Directions for this task:
In the listing below, count each line that contains "icon". The reply is that count and nothing else.

>>

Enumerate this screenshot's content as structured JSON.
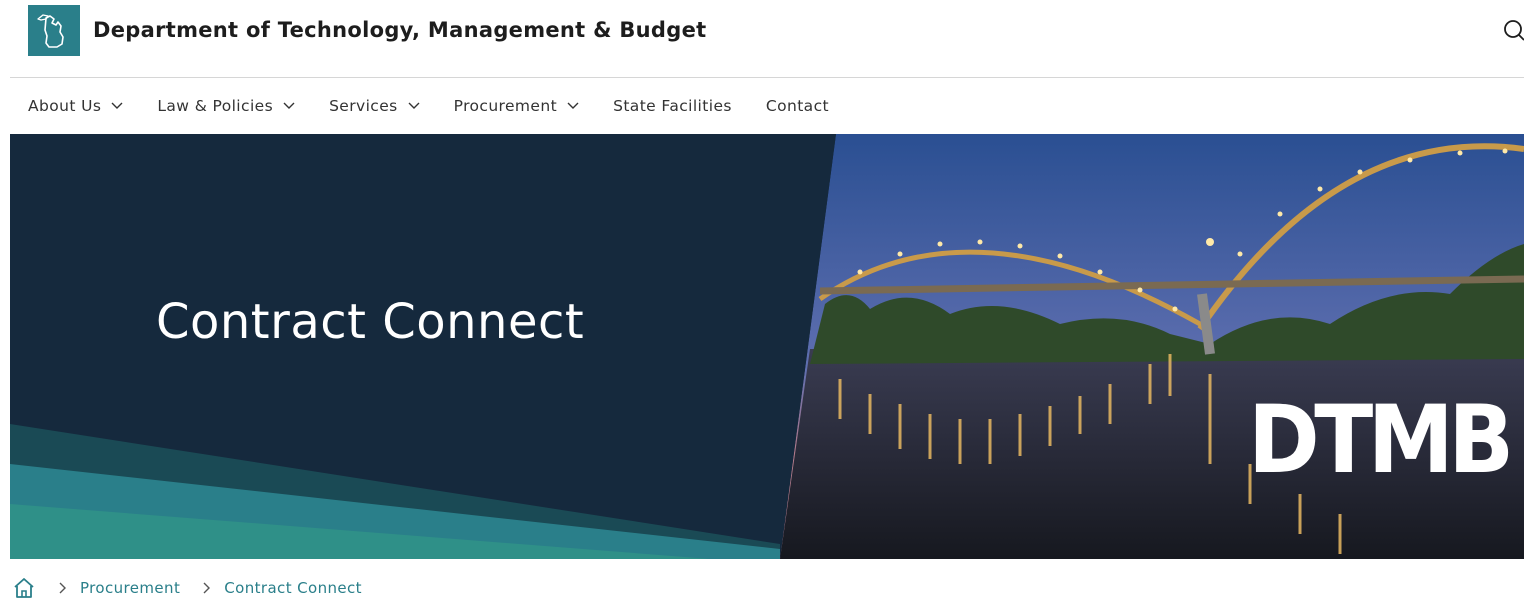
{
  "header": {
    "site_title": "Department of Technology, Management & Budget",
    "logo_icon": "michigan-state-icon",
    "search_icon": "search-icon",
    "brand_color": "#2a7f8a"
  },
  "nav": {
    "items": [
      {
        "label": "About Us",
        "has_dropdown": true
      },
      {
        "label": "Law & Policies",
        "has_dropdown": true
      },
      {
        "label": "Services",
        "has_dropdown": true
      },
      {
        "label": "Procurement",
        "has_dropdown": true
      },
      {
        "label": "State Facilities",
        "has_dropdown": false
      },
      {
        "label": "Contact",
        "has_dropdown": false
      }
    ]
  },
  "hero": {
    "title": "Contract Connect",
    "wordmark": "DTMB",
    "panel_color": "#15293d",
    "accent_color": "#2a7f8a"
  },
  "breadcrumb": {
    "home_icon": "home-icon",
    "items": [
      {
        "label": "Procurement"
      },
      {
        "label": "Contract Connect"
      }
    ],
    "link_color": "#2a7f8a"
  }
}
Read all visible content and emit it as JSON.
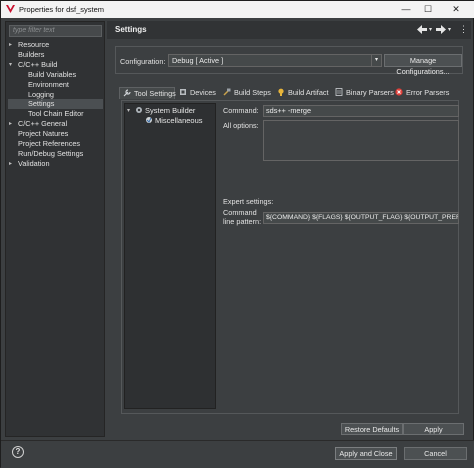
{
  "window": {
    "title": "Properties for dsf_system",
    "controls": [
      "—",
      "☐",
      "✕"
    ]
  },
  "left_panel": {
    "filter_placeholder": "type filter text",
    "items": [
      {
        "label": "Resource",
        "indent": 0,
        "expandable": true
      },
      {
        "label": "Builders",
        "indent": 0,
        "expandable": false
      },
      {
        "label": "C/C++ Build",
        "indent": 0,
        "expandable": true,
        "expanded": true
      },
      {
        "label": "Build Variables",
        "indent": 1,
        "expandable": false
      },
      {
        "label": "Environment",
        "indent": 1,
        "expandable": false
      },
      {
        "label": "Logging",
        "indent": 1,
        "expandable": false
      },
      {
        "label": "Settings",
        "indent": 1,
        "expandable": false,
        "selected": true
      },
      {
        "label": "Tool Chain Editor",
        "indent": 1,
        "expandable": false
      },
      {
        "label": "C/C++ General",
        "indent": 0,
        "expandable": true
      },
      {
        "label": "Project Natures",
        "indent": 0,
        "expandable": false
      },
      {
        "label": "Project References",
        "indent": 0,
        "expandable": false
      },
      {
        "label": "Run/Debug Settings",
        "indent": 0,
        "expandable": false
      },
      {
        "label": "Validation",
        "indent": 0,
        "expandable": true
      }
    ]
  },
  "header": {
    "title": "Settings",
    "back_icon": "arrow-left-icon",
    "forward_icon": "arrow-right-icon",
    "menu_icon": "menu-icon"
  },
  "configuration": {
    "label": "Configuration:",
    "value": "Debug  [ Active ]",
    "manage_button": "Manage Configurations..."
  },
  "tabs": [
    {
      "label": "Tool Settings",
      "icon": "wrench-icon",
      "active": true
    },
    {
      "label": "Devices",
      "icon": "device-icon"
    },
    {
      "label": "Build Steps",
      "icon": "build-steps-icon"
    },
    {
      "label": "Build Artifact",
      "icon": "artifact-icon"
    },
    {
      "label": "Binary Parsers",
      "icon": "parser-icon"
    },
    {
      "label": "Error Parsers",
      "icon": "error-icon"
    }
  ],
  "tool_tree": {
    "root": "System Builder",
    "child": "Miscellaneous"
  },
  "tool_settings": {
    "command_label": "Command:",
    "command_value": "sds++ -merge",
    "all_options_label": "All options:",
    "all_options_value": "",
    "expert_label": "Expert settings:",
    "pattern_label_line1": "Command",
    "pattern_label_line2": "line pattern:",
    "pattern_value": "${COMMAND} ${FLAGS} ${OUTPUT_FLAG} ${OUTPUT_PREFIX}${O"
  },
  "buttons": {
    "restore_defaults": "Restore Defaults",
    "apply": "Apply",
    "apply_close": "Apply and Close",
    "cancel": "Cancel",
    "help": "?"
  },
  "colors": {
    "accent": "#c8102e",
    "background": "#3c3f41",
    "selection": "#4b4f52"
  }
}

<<

Task output:
12